Researchers identify way to block alphavirus infection 

Photo: (Getty Images)

Researchers at Washington University School of Medicine in St. Louis have found an innovative way to block infection by a variety of alphaviruses, a group of mosquito-borne viruses that can cause joint and brain infections in people. The study, led by Michael S. Diamond, MD, PhD, the Herbert S. Gasser Professor of Medicine, and Daved H. Fremont, PhD, a professor of pathology and immunology, could be the first step on a path to a broad-spectrum therapy for these uncommon but serious infections. The study was published Oct. 6 in Cell. 

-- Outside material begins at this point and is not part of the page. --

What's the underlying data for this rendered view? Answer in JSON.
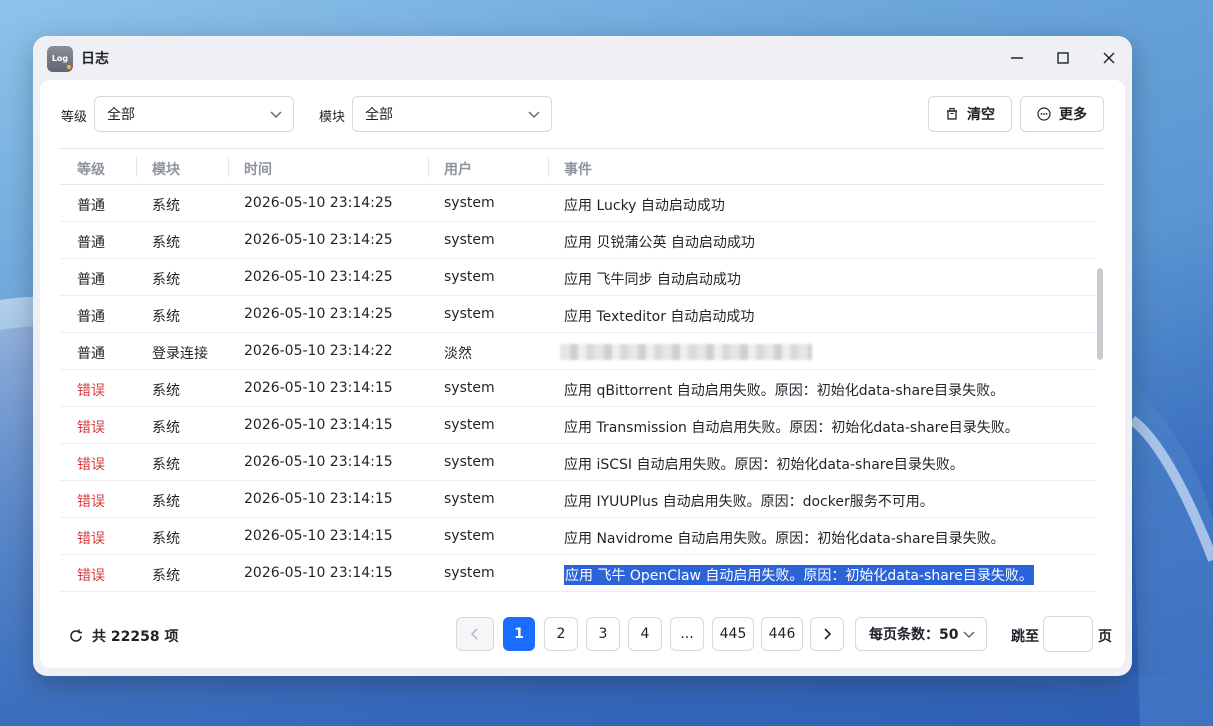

“Alphaviruses impose a substantial burden of disease around the world, and we don’t have any antiviral agents to treat them,” Diamond said. “This could be a step toward a much-needed therapy.” 

Most alphaviruses that sicken people fall into one of two subgroups: those causing encephalitis and those causing arthritis. In a previous study, Diamond, Fremont and colleagues discovered that the viruses that cause arthritis get into human and mouse cells by attaching to a molecule called MXRA8. In this study, they showed that some of the encephalitis-causing alphaviruses also invade cells by attaching to MXRA8, but only MXRA8 from birds, not mammals. Moreover, they did so using a completely flipped binding mode. The researchers created a hybrid decoy molecule by melding together parts of the avian (specifically, duck) and mammalian (mouse) versions of MXRA8. The decoy neutralized alphaviruses that cause encephalitis or arthritis and protected mice from infection, indicating a potential for therapeutic development.  

Leave a Comment

Comments and respectful dialogue are encouraged, but content will be moderated. Please, no personal attacks, obscenity or profanity, selling of commercial products, or endorsements of political candidates or positions. We reserve the right to remove any inappropriate comments. We also cannot address individual medical concerns or provide medical advice in this forum.